## Task to carry out
How many lines in the data hold the string "content"? State the number alone.

[Page and application data records]
== Segment start ==
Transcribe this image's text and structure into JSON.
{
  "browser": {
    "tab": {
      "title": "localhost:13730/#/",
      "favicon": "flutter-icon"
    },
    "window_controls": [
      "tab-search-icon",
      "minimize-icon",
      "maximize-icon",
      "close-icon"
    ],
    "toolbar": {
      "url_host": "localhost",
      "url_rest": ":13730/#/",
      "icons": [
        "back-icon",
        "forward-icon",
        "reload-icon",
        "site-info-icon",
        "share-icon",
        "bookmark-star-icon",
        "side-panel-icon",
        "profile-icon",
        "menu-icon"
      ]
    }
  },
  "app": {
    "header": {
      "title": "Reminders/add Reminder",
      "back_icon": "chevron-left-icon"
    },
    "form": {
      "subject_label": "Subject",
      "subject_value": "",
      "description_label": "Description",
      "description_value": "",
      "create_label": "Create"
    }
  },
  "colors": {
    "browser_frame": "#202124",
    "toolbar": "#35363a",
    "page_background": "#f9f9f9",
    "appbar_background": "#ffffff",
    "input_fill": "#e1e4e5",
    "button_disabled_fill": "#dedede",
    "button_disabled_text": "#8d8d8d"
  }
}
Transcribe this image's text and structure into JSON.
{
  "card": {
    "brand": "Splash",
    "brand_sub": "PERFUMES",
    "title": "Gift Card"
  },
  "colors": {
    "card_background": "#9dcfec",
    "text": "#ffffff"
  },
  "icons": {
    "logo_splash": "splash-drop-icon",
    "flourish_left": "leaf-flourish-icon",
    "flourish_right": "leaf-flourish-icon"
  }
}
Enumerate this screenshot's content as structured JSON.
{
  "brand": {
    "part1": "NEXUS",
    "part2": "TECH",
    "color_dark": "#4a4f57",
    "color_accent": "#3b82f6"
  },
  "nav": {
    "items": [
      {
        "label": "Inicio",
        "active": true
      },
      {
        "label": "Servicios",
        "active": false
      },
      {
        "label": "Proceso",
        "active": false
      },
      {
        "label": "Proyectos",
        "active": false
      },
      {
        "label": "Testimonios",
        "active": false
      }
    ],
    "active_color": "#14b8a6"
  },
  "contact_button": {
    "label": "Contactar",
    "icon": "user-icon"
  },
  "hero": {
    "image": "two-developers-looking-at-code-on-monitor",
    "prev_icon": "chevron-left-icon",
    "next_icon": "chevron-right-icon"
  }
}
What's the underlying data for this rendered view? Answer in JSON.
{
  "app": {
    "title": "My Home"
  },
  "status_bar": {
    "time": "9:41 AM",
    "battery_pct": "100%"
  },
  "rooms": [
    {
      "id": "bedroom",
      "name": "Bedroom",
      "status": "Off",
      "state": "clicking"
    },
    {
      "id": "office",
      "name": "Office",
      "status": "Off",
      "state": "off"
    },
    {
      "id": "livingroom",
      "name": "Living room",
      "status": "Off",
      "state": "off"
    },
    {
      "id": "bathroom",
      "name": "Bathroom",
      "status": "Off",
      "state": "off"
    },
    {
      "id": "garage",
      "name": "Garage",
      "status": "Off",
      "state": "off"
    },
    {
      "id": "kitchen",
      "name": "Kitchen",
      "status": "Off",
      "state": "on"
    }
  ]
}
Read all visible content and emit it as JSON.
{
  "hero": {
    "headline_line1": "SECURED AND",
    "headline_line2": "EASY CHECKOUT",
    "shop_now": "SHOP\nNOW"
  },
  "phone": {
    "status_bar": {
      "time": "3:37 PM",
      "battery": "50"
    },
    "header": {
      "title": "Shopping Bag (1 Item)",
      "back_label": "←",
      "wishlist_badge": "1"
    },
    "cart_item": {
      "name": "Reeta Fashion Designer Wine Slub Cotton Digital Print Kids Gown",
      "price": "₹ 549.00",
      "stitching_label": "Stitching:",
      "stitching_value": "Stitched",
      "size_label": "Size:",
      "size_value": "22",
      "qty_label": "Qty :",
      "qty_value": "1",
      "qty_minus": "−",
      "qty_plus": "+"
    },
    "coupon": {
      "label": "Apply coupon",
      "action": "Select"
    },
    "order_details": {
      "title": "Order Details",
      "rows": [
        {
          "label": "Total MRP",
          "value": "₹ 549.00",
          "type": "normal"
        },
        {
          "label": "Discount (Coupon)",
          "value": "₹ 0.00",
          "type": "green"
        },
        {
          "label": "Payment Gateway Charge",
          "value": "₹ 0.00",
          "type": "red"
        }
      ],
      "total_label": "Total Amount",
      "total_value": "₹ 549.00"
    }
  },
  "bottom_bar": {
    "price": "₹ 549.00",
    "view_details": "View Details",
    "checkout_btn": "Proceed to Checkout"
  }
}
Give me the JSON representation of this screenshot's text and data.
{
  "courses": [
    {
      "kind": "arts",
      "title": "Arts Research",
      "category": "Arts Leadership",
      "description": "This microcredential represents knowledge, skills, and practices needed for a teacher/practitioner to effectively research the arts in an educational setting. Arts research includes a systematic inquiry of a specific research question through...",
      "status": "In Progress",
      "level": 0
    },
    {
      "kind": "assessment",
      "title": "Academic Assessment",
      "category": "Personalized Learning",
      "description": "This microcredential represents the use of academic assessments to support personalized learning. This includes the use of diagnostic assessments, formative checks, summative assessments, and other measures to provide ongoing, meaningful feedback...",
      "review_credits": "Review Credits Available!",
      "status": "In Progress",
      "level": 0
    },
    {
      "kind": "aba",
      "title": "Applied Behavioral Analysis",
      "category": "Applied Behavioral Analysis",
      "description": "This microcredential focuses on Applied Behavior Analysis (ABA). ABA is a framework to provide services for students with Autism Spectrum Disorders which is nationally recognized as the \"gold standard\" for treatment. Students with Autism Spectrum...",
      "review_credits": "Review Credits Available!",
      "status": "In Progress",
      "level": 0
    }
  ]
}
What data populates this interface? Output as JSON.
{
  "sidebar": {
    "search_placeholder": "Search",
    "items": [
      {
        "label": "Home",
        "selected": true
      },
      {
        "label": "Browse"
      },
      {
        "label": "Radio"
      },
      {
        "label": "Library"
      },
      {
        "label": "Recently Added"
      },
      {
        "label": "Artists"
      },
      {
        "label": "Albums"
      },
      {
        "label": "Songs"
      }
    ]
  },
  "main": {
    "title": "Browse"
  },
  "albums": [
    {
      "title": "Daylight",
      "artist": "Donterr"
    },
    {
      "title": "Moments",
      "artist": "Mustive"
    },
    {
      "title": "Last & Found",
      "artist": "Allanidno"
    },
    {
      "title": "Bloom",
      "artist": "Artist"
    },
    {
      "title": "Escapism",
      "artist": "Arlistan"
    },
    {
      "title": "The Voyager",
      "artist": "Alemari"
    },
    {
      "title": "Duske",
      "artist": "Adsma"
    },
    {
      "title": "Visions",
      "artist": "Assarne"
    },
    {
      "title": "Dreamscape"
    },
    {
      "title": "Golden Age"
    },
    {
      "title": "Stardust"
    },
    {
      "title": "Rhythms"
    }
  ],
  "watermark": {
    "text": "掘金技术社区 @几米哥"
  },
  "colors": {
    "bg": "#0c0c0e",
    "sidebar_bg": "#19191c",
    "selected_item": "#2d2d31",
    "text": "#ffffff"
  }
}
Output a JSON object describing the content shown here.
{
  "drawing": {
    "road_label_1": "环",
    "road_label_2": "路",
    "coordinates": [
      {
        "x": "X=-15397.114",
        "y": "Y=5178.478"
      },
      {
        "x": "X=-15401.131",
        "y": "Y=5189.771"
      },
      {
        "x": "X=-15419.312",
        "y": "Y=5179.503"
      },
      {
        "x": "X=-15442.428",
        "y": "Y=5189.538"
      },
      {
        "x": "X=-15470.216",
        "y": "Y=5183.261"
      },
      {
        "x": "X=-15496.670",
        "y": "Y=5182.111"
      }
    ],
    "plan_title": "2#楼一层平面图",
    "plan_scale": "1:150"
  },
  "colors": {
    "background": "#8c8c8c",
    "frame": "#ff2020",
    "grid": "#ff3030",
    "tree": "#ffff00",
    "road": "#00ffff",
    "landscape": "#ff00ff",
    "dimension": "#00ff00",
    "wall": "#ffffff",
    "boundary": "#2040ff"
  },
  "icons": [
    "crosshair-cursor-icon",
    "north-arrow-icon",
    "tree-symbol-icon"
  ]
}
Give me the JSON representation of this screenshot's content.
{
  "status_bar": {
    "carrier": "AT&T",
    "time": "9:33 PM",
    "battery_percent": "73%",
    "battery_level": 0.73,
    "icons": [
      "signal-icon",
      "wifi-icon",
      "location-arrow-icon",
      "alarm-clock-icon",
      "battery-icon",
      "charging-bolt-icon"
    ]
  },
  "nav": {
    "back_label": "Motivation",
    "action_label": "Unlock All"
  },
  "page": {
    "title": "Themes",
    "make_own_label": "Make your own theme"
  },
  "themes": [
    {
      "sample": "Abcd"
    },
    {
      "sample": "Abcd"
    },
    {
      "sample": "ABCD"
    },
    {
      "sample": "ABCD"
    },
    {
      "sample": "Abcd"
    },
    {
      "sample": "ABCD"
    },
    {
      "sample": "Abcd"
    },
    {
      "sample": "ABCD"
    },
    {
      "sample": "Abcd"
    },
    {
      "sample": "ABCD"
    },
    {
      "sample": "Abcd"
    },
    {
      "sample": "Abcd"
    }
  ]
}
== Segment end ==
## Solution to this task
4